Why Take This Hike
Just 90 minutes north of Anchorage, this 2-mile trail climbs some 2,000 feet to the summit of Marmot Mountain. From the summit you can enjoy a great view of the entire upper Fishhook Creek Valley, including the remains of Independence Mine that sprawl across its upper end.
After getting out of the car at the marked "Fishhook Trailhead," you begin this hike through an embankment at the back of the parking area. Climbing gently at first, the trail soon slopes with more determination before turning directly up the spine of the ridge. This section of the trail will require some effort. Possibly as a result, most people climb only as far as the small porch of tundra halfway up the ridge—a vantage point from which they can look south down the Little Susitna River to the broad Palmer-Wasilla flats.
But keep going; even better views await. Continue up the ridge to the rock outcrop plainly visible 1,000 feet higher. Here you’ll find the climbing much easier, as the trail winds up the ridge for another 0.5 miles to the weather tripod that marks the summit of Marmot Mountain (4,600-plus feet).

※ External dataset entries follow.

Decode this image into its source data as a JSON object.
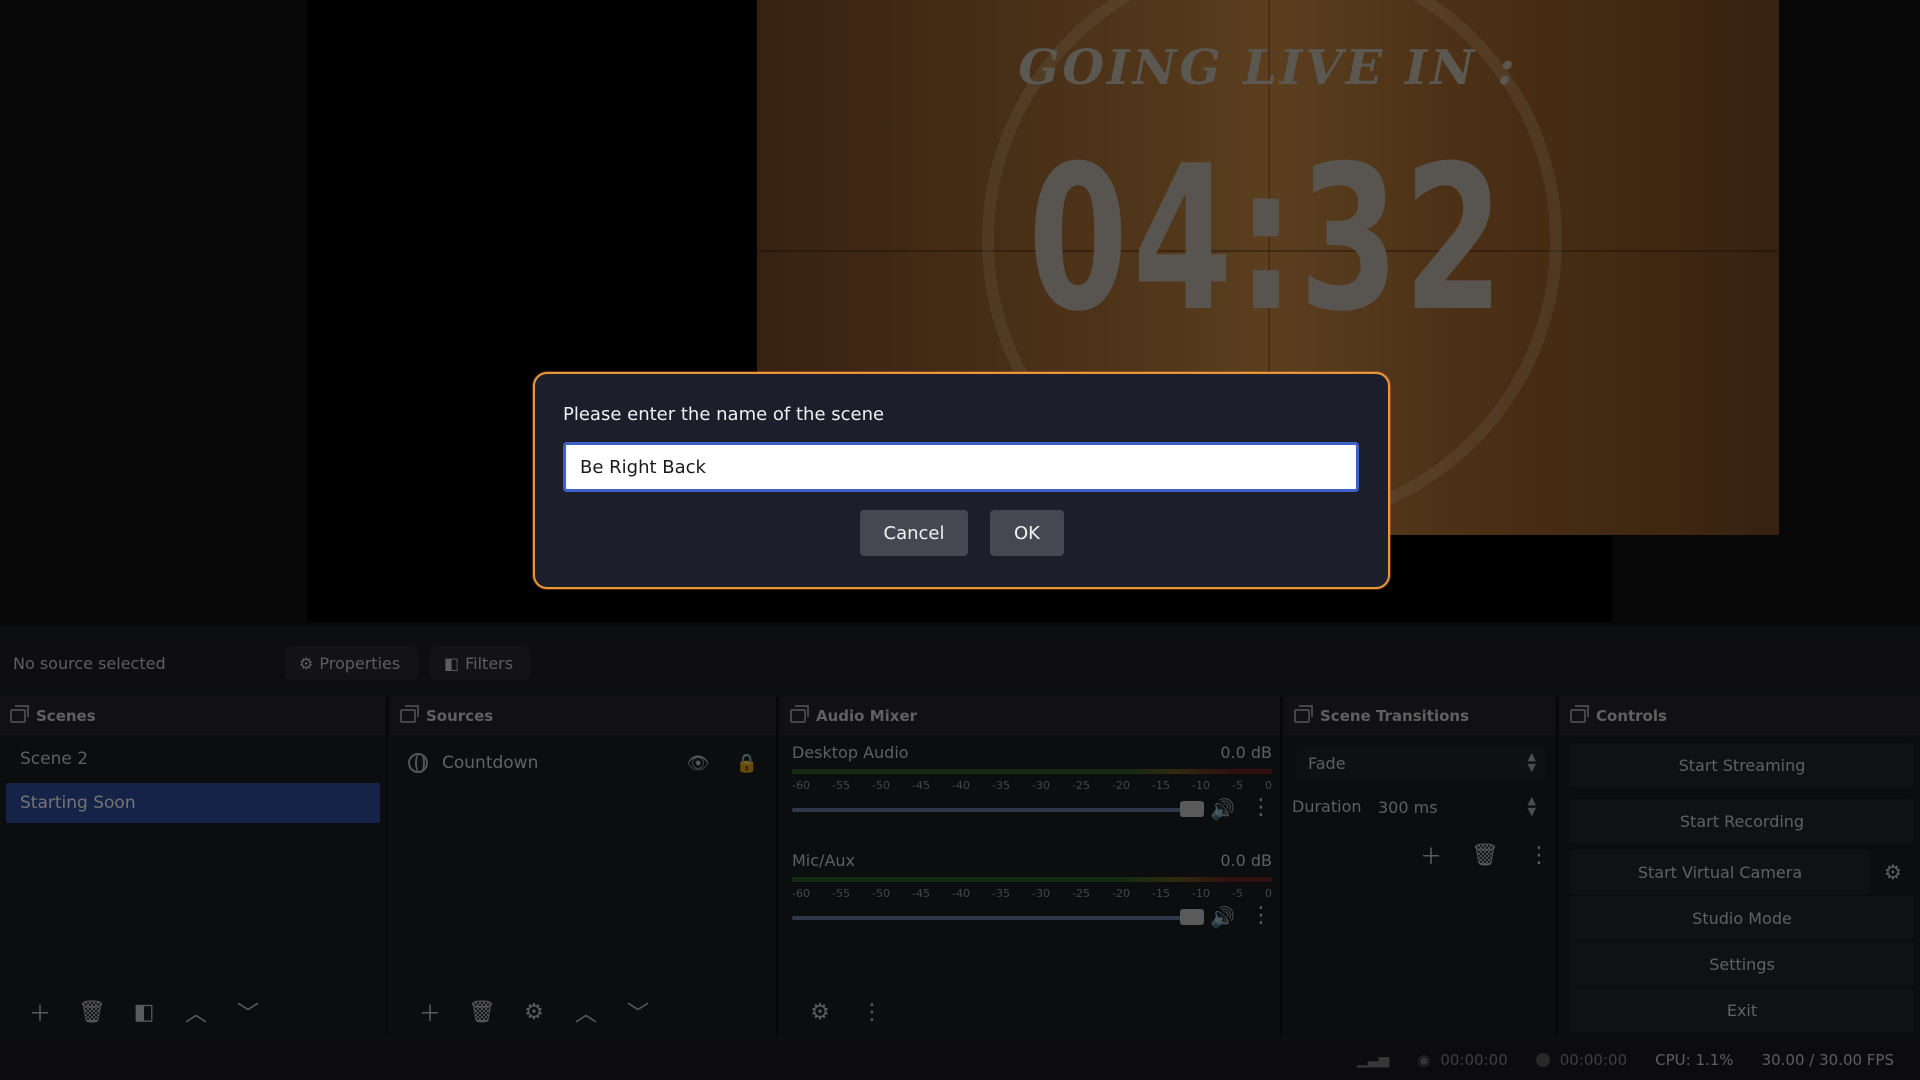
{
  "preview": {
    "going_live_text": "GOING LIVE IN :",
    "countdown": "04:32"
  },
  "source_toolbar": {
    "status": "No source selected",
    "properties_label": "Properties",
    "filters_label": "Filters"
  },
  "scenes": {
    "title": "Scenes",
    "items": [
      "Scene 2",
      "Starting Soon"
    ],
    "selected": "Starting Soon"
  },
  "sources": {
    "title": "Sources",
    "items": [
      {
        "name": "Countdown",
        "type": "browser-source"
      }
    ]
  },
  "audio_mixer": {
    "title": "Audio Mixer",
    "channels": [
      {
        "name": "Desktop Audio",
        "level": "0.0 dB"
      },
      {
        "name": "Mic/Aux",
        "level": "0.0 dB"
      }
    ],
    "ticks": [
      "-60",
      "-55",
      "-50",
      "-45",
      "-40",
      "-35",
      "-30",
      "-25",
      "-20",
      "-15",
      "-10",
      "-5",
      "0"
    ]
  },
  "scene_transitions": {
    "title": "Scene Transitions",
    "transition": "Fade",
    "duration_label": "Duration",
    "duration_value": "300 ms"
  },
  "controls": {
    "title": "Controls",
    "buttons": [
      "Start Streaming",
      "Start Recording",
      "Start Virtual Camera",
      "Studio Mode",
      "Settings",
      "Exit"
    ]
  },
  "status_bar": {
    "stream_time": "00:00:00",
    "record_time": "00:00:00",
    "cpu": "CPU: 1.1%",
    "fps": "30.00 / 30.00 FPS"
  },
  "dialog": {
    "prompt": "Please enter the name of the scene",
    "input_value": "Be Right Back",
    "cancel_label": "Cancel",
    "ok_label": "OK"
  },
  "colors": {
    "dialog_border": "#e8963a",
    "input_focus": "#3f62c9",
    "selected_scene": "#2f4ea2"
  }
}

Look off the far side of the summit and you’ll realize why finishing the hike is the right decision. The entire Independence Mine Valley extends out below you, while spired mountains rise around it in a great circle. Look up over Hatcher Pass to the west; shift to the north and northeast to see snow-covered peaks rising in the heart of the Talkeetna Mountains.
You don’t have to go back the way you came. If you’re feeling adventurous, continue down the ridge and eventually you’ll come to a zigzagging mining trail. This takes you down off the ridge and into the Fishhook Creek Valley, on the far side of which lies Independence Mine.
On this short ridge walk you’ll have a unique opportunity—to look out at the endless waves of peaks that extend north and east into the deep and wild Talkeetna Mountains.
(For more, see Walk-About Guide to Alaska, Volume Three by Shawn R. Lyons)